▸ Work instructions: The string "TEGK" may appear in lines of the entries below. Report how many lines hold it, with only the number.

▸ Given records:
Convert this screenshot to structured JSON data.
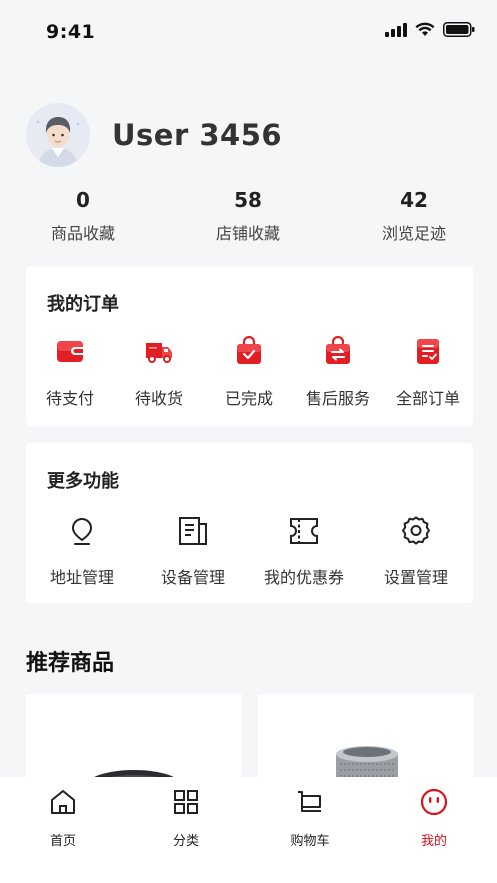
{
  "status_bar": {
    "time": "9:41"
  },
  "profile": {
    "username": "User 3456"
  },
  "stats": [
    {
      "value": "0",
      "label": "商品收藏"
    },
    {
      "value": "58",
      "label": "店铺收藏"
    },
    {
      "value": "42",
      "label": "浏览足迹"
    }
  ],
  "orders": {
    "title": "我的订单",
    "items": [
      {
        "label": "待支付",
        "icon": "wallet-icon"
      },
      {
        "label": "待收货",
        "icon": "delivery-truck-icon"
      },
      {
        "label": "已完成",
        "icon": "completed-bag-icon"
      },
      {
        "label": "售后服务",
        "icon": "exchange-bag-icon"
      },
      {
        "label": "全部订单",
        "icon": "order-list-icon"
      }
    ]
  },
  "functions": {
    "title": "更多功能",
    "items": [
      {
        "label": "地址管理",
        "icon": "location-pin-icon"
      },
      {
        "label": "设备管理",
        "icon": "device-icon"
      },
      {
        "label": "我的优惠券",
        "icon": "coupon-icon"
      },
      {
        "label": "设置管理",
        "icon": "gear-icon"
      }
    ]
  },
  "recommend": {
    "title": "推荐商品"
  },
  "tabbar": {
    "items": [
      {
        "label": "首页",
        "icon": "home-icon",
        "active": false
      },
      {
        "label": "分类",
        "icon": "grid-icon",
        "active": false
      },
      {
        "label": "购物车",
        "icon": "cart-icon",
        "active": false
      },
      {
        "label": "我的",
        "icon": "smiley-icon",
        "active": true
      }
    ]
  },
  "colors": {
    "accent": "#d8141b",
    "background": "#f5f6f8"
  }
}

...

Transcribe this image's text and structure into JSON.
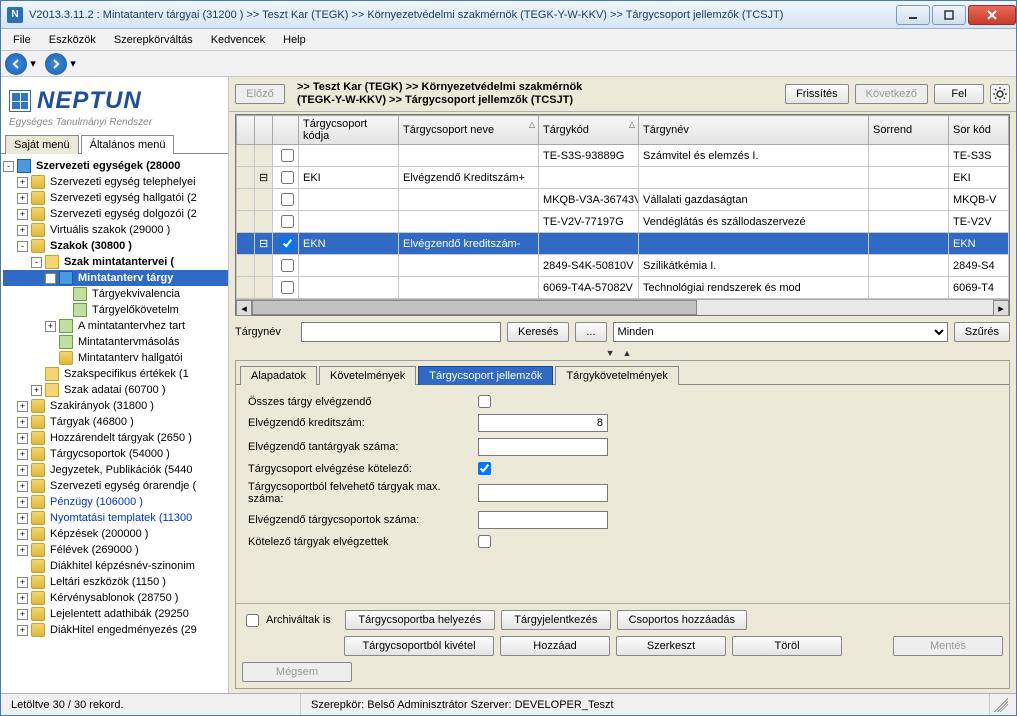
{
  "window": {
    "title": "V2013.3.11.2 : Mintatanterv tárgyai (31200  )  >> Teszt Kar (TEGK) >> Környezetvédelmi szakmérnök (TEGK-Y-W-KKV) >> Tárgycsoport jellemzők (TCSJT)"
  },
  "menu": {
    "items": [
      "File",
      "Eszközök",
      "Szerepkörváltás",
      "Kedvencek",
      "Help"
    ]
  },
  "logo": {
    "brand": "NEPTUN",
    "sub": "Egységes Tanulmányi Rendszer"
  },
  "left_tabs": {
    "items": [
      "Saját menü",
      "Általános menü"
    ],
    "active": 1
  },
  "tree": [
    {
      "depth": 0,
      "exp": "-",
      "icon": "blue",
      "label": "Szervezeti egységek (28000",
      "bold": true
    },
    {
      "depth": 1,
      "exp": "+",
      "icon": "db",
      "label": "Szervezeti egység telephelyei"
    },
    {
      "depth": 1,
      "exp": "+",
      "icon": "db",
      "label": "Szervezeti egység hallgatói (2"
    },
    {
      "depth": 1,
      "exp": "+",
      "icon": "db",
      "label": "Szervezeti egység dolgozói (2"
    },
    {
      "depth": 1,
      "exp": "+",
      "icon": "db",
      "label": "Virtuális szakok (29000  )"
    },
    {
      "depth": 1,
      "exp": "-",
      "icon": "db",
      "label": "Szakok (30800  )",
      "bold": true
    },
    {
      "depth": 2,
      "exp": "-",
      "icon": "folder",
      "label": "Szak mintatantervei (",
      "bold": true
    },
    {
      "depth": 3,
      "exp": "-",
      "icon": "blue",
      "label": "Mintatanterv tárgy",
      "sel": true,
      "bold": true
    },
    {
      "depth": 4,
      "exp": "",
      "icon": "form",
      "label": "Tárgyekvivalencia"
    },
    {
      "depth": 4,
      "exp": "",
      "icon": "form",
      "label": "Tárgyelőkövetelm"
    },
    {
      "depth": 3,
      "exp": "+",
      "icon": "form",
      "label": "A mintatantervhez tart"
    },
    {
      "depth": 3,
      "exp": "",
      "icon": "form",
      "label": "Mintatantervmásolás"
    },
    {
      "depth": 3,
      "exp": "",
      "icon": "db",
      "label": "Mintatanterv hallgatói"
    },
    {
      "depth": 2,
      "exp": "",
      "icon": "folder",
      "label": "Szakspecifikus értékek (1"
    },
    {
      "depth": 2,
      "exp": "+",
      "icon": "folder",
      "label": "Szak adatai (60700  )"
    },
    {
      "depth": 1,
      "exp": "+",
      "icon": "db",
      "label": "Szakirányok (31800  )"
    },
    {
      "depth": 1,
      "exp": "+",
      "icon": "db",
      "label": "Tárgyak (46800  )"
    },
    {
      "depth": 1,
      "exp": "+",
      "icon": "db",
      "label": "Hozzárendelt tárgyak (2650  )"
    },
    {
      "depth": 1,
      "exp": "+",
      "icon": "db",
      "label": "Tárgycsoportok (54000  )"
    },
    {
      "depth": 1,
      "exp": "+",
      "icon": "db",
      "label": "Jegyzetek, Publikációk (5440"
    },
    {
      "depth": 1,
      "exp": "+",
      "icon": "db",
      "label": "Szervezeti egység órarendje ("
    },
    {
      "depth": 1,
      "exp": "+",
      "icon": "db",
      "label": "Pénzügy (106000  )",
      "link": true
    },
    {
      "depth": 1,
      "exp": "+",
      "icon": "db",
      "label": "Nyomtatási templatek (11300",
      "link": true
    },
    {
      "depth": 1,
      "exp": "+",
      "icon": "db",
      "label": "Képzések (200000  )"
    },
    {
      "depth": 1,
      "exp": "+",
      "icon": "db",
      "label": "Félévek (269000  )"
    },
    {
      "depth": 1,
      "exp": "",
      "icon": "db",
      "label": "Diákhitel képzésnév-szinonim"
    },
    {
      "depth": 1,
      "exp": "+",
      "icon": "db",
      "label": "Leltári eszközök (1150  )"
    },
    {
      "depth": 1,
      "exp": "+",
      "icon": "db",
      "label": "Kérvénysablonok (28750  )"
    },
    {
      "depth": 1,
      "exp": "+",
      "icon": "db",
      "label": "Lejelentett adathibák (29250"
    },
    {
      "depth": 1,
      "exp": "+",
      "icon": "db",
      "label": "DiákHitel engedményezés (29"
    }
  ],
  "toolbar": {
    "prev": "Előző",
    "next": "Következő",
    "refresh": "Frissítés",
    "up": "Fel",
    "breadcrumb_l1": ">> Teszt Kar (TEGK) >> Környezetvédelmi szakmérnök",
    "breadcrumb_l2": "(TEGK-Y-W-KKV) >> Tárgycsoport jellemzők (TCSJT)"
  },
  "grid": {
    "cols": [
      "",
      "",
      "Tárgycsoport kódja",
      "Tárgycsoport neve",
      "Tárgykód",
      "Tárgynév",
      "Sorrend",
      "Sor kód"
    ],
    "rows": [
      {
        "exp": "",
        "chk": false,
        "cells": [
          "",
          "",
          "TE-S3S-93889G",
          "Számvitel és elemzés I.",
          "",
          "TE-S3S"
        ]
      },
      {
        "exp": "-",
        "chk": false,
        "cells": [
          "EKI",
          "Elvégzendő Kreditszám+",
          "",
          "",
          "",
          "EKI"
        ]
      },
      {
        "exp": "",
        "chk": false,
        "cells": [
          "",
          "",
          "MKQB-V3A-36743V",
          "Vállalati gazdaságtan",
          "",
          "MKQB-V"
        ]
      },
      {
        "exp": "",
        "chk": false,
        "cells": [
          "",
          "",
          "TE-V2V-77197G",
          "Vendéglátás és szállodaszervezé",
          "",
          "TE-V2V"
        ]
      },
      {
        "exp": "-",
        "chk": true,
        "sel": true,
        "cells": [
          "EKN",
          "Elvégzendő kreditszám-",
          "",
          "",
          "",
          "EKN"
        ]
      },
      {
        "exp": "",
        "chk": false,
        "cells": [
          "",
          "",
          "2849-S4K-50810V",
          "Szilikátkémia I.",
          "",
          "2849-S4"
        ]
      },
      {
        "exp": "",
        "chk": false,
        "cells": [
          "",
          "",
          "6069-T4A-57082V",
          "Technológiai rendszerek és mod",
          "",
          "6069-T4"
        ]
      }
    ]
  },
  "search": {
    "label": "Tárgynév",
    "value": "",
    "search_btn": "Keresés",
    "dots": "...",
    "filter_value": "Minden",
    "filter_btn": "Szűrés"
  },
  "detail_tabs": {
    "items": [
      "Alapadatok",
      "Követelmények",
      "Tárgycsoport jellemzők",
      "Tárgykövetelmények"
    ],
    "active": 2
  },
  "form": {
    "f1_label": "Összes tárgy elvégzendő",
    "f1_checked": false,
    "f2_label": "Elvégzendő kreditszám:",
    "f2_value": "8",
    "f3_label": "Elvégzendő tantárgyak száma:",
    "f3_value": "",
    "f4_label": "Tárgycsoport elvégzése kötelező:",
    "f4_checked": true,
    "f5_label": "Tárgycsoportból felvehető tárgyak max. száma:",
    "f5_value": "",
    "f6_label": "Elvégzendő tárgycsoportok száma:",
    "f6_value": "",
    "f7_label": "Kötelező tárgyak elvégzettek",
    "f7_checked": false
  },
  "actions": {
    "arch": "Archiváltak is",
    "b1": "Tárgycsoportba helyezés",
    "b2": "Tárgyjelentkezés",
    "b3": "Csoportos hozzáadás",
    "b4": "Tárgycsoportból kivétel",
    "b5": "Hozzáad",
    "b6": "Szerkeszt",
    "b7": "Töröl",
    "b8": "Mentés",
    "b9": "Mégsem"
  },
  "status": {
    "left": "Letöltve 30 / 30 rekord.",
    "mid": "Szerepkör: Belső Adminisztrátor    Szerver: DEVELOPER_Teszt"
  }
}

▸ Solution below: 3